For each record below, output its text exactly and skip any picture.

MATERIAL SUPPLIED |
·····
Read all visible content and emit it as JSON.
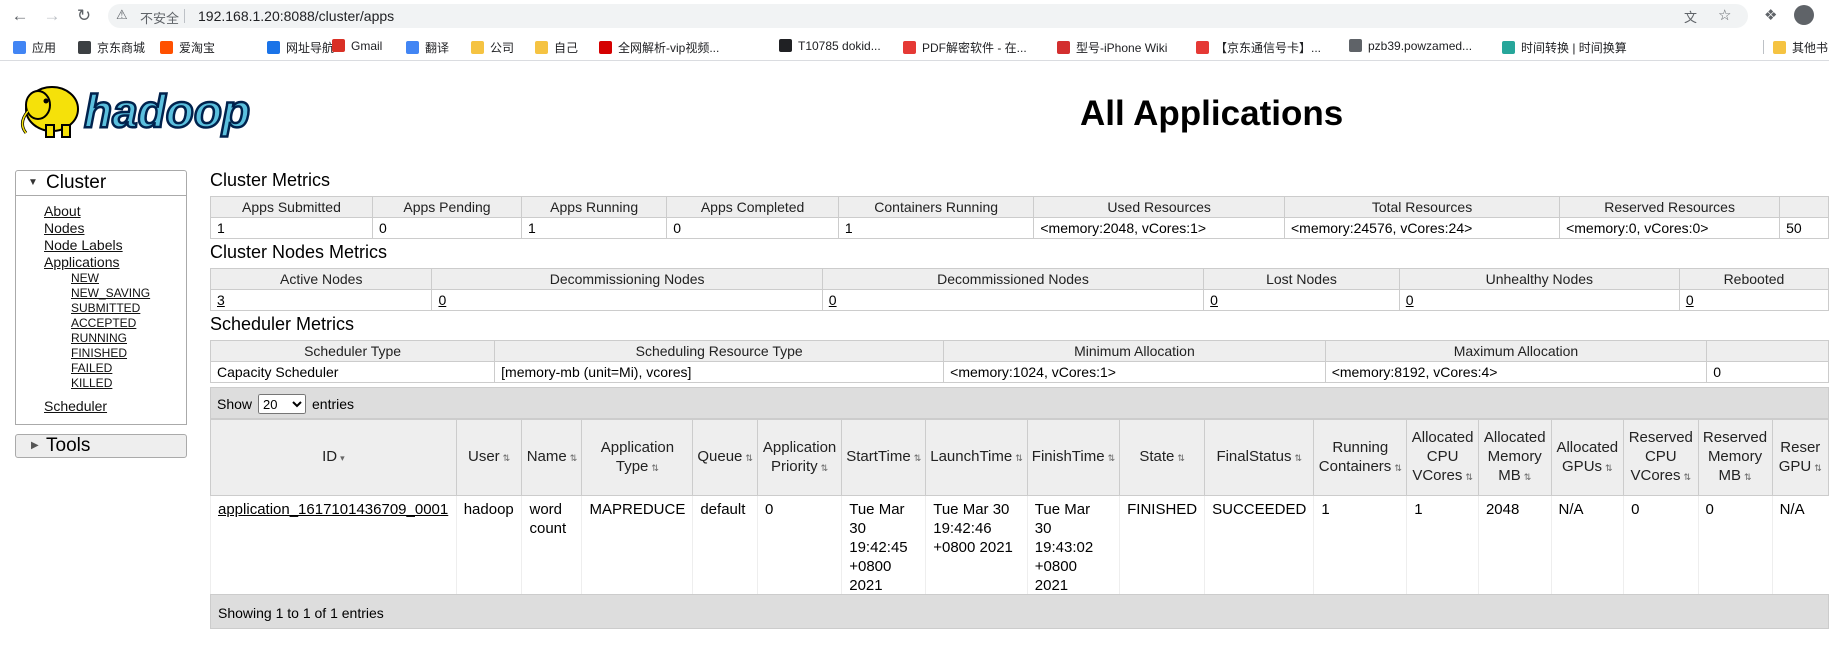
{
  "browser": {
    "security_label": "不安全",
    "url": "192.168.1.20:8088/cluster/apps",
    "bookmarks": [
      {
        "label": "应用",
        "color": "#4285f4"
      },
      {
        "label": "京东商城",
        "color": "#3c4043"
      },
      {
        "label": "爱淘宝",
        "color": "#ff5000"
      },
      {
        "label": "网址导航",
        "color": "#1a73e8"
      },
      {
        "label": "Gmail",
        "color": "#d93025"
      },
      {
        "label": "翻译",
        "color": "#4285f4"
      },
      {
        "label": "公司",
        "color": "#f5c342"
      },
      {
        "label": "自己",
        "color": "#f5c342"
      },
      {
        "label": "全网解析-vip视频...",
        "color": "#d50000"
      },
      {
        "label": "T10785 dokid...",
        "color": "#202124"
      },
      {
        "label": "PDF解密软件 - 在...",
        "color": "#e53935"
      },
      {
        "label": "型号-iPhone Wiki",
        "color": "#d32f2f"
      },
      {
        "label": "【京东通信号卡】...",
        "color": "#e53935"
      },
      {
        "label": "pzb39.powzamed...",
        "color": "#5f6368"
      },
      {
        "label": "时间转换 | 时间换算",
        "color": "#26a69a"
      },
      {
        "label": "其他书",
        "color": "#f5c342"
      }
    ]
  },
  "page": {
    "logo_text": "hadoop",
    "title": "All Applications"
  },
  "sidebar": {
    "cluster_label": "Cluster",
    "links": [
      "About",
      "Nodes",
      "Node Labels",
      "Applications"
    ],
    "app_states": [
      "NEW",
      "NEW_SAVING",
      "SUBMITTED",
      "ACCEPTED",
      "RUNNING",
      "FINISHED",
      "FAILED",
      "KILLED"
    ],
    "scheduler_label": "Scheduler",
    "tools_label": "Tools"
  },
  "cluster_metrics": {
    "title": "Cluster Metrics",
    "headers": [
      "Apps Submitted",
      "Apps Pending",
      "Apps Running",
      "Apps Completed",
      "Containers Running",
      "Used Resources",
      "Total Resources",
      "Reserved Resources",
      ""
    ],
    "values": [
      "1",
      "0",
      "1",
      "0",
      "1",
      "<memory:2048, vCores:1>",
      "<memory:24576, vCores:24>",
      "<memory:0, vCores:0>",
      "50"
    ]
  },
  "nodes_metrics": {
    "title": "Cluster Nodes Metrics",
    "headers": [
      "Active Nodes",
      "Decommissioning Nodes",
      "Decommissioned Nodes",
      "Lost Nodes",
      "Unhealthy Nodes",
      "Rebooted"
    ],
    "values": [
      "3",
      "0",
      "0",
      "0",
      "0",
      "0"
    ]
  },
  "scheduler_metrics": {
    "title": "Scheduler Metrics",
    "headers": [
      "Scheduler Type",
      "Scheduling Resource Type",
      "Minimum Allocation",
      "Maximum Allocation",
      ""
    ],
    "values": [
      "Capacity Scheduler",
      "[memory-mb (unit=Mi), vcores]",
      "<memory:1024, vCores:1>",
      "<memory:8192, vCores:4>",
      "0"
    ]
  },
  "apps_table": {
    "show_label": "Show",
    "entries_label": "entries",
    "page_size": "20",
    "page_size_options": [
      "20"
    ],
    "headers": [
      [
        "ID"
      ],
      [
        "User"
      ],
      [
        "Name"
      ],
      [
        "Application",
        "Type"
      ],
      [
        "Queue"
      ],
      [
        "Application",
        "Priority"
      ],
      [
        "StartTime"
      ],
      [
        "LaunchTime"
      ],
      [
        "FinishTime"
      ],
      [
        "State"
      ],
      [
        "FinalStatus"
      ],
      [
        "Running",
        "Containers"
      ],
      [
        "Allocated",
        "CPU",
        "VCores"
      ],
      [
        "Allocated",
        "Memory",
        "MB"
      ],
      [
        "Allocated",
        "GPUs"
      ],
      [
        "Reserved",
        "CPU",
        "VCores"
      ],
      [
        "Reserved",
        "Memory",
        "MB"
      ],
      [
        "Reser",
        "GPU"
      ]
    ],
    "rows": [
      [
        [
          "application_1617101436709_0001"
        ],
        [
          "hadoop"
        ],
        [
          "word",
          "count"
        ],
        [
          "MAPREDUCE"
        ],
        [
          "default"
        ],
        [
          "0"
        ],
        [
          "Tue Mar",
          "30",
          "19:42:45",
          "+0800",
          "2021"
        ],
        [
          "Tue Mar 30",
          "19:42:46",
          "+0800 2021"
        ],
        [
          "Tue Mar",
          "30",
          "19:43:02",
          "+0800",
          "2021"
        ],
        [
          "FINISHED"
        ],
        [
          "SUCCEEDED"
        ],
        [
          "1"
        ],
        [
          "1"
        ],
        [
          "2048"
        ],
        [
          "N/A"
        ],
        [
          "0"
        ],
        [
          "0"
        ],
        [
          "N/A"
        ]
      ]
    ],
    "footer": "Showing 1 to 1 of 1 entries"
  }
}
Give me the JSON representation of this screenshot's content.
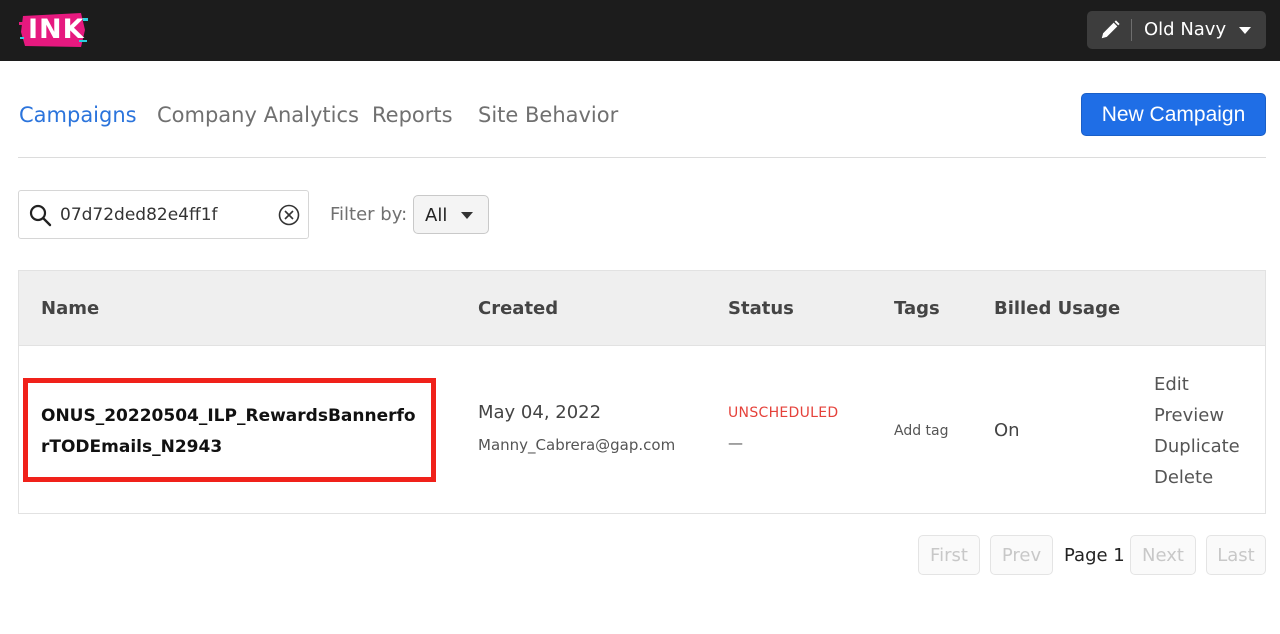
{
  "app": {
    "logo_text": "INK"
  },
  "account": {
    "name": "Old Navy"
  },
  "nav": {
    "tabs": [
      {
        "label": "Campaigns",
        "active": true
      },
      {
        "label": "Company Analytics",
        "active": false
      },
      {
        "label": "Reports",
        "active": false
      },
      {
        "label": "Site Behavior",
        "active": false
      }
    ],
    "new_campaign_label": "New Campaign"
  },
  "search": {
    "value": "07d72ded82e4ff1f",
    "placeholder": ""
  },
  "filter": {
    "label": "Filter by:",
    "selected": "All"
  },
  "table": {
    "columns": [
      "Name",
      "Created",
      "Status",
      "Tags",
      "Billed Usage"
    ],
    "rows": [
      {
        "name": "ONUS_20220504_ILP_RewardsBannerforTODEmails_N2943",
        "created_date": "May 04, 2022",
        "created_by": "Manny_Cabrera@gap.com",
        "status": "UNSCHEDULED",
        "status_sub": "—",
        "tags_action": "Add tag",
        "billed_usage": "On",
        "actions": [
          "Edit",
          "Preview",
          "Duplicate",
          "Delete"
        ]
      }
    ]
  },
  "pagination": {
    "first": "First",
    "prev": "Prev",
    "page_label": "Page 1",
    "next": "Next",
    "last": "Last"
  },
  "colors": {
    "topbar": "#1c1c1c",
    "accent": "#1f6ee6",
    "active_tab": "#2b74dc",
    "status_unscheduled": "#e5423b",
    "highlight_box": "#f0211a",
    "logo_pink": "#e6197f"
  },
  "icons": [
    "pencil-icon",
    "chevron-down-icon",
    "search-icon",
    "clear-icon"
  ]
}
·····
RESULT BELOW |
Read all visible content and emit it as JSON.
{
  "browser": {
    "security_label": "不安全",
    "url": "192.168.1.20:8088/cluster/apps",
    "bookmarks": [
      {
        "label": "应用",
        "color": "#4285f4"
      },
      {
        "label": "京东商城",
        "color": "#3c4043"
      },
      {
        "label": "爱淘宝",
        "color": "#ff5000"
      },
      {
        "label": "网址导航",
        "color": "#1a73e8"
      },
      {
        "label": "Gmail",
        "color": "#d93025"
      },
      {
        "label": "翻译",
        "color": "#4285f4"
      },
      {
        "label": "公司",
        "color": "#f5c342"
      },
      {
        "label": "自己",
        "color": "#f5c342"
      },
      {
        "label": "全网解析-vip视频...",
        "color": "#d50000"
      },
      {
        "label": "T10785 dokid...",
        "color": "#202124"
      },
      {
        "label": "PDF解密软件 - 在...",
        "color": "#e53935"
      },
      {
        "label": "型号-iPhone Wiki",
        "color": "#d32f2f"
      },
      {
        "label": "【京东通信号卡】...",
        "color": "#e53935"
      },
      {
        "label": "pzb39.powzamed...",
        "color": "#5f6368"
      },
      {
        "label": "时间转换 | 时间换算",
        "color": "#26a69a"
      },
      {
        "label": "其他书",
        "color": "#f5c342"
      }
    ]
  },
  "page": {
    "logo_text": "hadoop",
    "title": "All Applications"
  },
  "sidebar": {
    "cluster_label": "Cluster",
    "links": [
      "About",
      "Nodes",
      "Node Labels",
      "Applications"
    ],
    "app_states": [
      "NEW",
      "NEW_SAVING",
      "SUBMITTED",
      "ACCEPTED",
      "RUNNING",
      "FINISHED",
      "FAILED",
      "KILLED"
    ],
    "scheduler_label": "Scheduler",
    "tools_label": "Tools"
  },
  "cluster_metrics": {
    "title": "Cluster Metrics",
    "headers": [
      "Apps Submitted",
      "Apps Pending",
      "Apps Running",
      "Apps Completed",
      "Containers Running",
      "Used Resources",
      "Total Resources",
      "Reserved Resources",
      ""
    ],
    "values": [
      "1",
      "0",
      "1",
      "0",
      "1",
      "<memory:2048, vCores:1>",
      "<memory:24576, vCores:24>",
      "<memory:0, vCores:0>",
      "50"
    ]
  },
  "nodes_metrics": {
    "title": "Cluster Nodes Metrics",
    "headers": [
      "Active Nodes",
      "Decommissioning Nodes",
      "Decommissioned Nodes",
      "Lost Nodes",
      "Unhealthy Nodes",
      "Rebooted"
    ],
    "values": [
      "3",
      "0",
      "0",
      "0",
      "0",
      "0"
    ]
  },
  "scheduler_metrics": {
    "title": "Scheduler Metrics",
    "headers": [
      "Scheduler Type",
      "Scheduling Resource Type",
      "Minimum Allocation",
      "Maximum Allocation",
      ""
    ],
    "values": [
      "Capacity Scheduler",
      "[memory-mb (unit=Mi), vcores]",
      "<memory:1024, vCores:1>",
      "<memory:8192, vCores:4>",
      "0"
    ]
  },
  "apps_table": {
    "show_label": "Show",
    "entries_label": "entries",
    "page_size": "20",
    "page_size_options": [
      "20"
    ],
    "headers": [
      [
        "ID"
      ],
      [
        "User"
      ],
      [
        "Name"
      ],
      [
        "Application",
        "Type"
      ],
      [
        "Queue"
      ],
      [
        "Application",
        "Priority"
      ],
      [
        "StartTime"
      ],
      [
        "LaunchTime"
      ],
      [
        "FinishTime"
      ],
      [
        "State"
      ],
      [
        "FinalStatus"
      ],
      [
        "Running",
        "Containers"
      ],
      [
        "Allocated",
        "CPU",
        "VCores"
      ],
      [
        "Allocated",
        "Memory",
        "MB"
      ],
      [
        "Allocated",
        "GPUs"
      ],
      [
        "Reserved",
        "CPU",
        "VCores"
      ],
      [
        "Reserved",
        "Memory",
        "MB"
      ],
      [
        "Reser",
        "GPU"
      ]
    ],
    "rows": [
      [
        [
          "application_1617101436709_0001"
        ],
        [
          "hadoop"
        ],
        [
          "word",
          "count"
        ],
        [
          "MAPREDUCE"
        ],
        [
          "default"
        ],
        [
          "0"
        ],
        [
          "Tue Mar",
          "30",
          "19:42:45",
          "+0800",
          "2021"
        ],
        [
          "Tue Mar 30",
          "19:42:46",
          "+0800 2021"
        ],
        [
          "Tue Mar",
          "30",
          "19:43:02",
          "+0800",
          "2021"
        ],
        [
          "FINISHED"
        ],
        [
          "SUCCEEDED"
        ],
        [
          "1"
        ],
        [
          "1"
        ],
        [
          "2048"
        ],
        [
          "N/A"
        ],
        [
          "0"
        ],
        [
          "0"
        ],
        [
          "N/A"
        ]
      ]
    ],
    "footer": "Showing 1 to 1 of 1 entries"
  }
}
Give me the JSON representation of this screenshot's content.
{
  "app": {
    "logo_text": "INK"
  },
  "account": {
    "name": "Old Navy"
  },
  "nav": {
    "tabs": [
      {
        "label": "Campaigns",
        "active": true
      },
      {
        "label": "Company Analytics",
        "active": false
      },
      {
        "label": "Reports",
        "active": false
      },
      {
        "label": "Site Behavior",
        "active": false
      }
    ],
    "new_campaign_label": "New Campaign"
  },
  "search": {
    "value": "07d72ded82e4ff1f",
    "placeholder": ""
  },
  "filter": {
    "label": "Filter by:",
    "selected": "All"
  },
  "table": {
    "columns": [
      "Name",
      "Created",
      "Status",
      "Tags",
      "Billed Usage"
    ],
    "rows": [
      {
        "name": "ONUS_20220504_ILP_RewardsBannerforTODEmails_N2943",
        "created_date": "May 04, 2022",
        "created_by": "Manny_Cabrera@gap.com",
        "status": "UNSCHEDULED",
        "status_sub": "—",
        "tags_action": "Add tag",
        "billed_usage": "On",
        "actions": [
          "Edit",
          "Preview",
          "Duplicate",
          "Delete"
        ]
      }
    ]
  },
  "pagination": {
    "first": "First",
    "prev": "Prev",
    "page_label": "Page 1",
    "next": "Next",
    "last": "Last"
  },
  "colors": {
    "topbar": "#1c1c1c",
    "accent": "#1f6ee6",
    "active_tab": "#2b74dc",
    "status_unscheduled": "#e5423b",
    "highlight_box": "#f0211a",
    "logo_pink": "#e6197f"
  },
  "icons": [
    "pencil-icon",
    "chevron-down-icon",
    "search-icon",
    "clear-icon"
  ]
}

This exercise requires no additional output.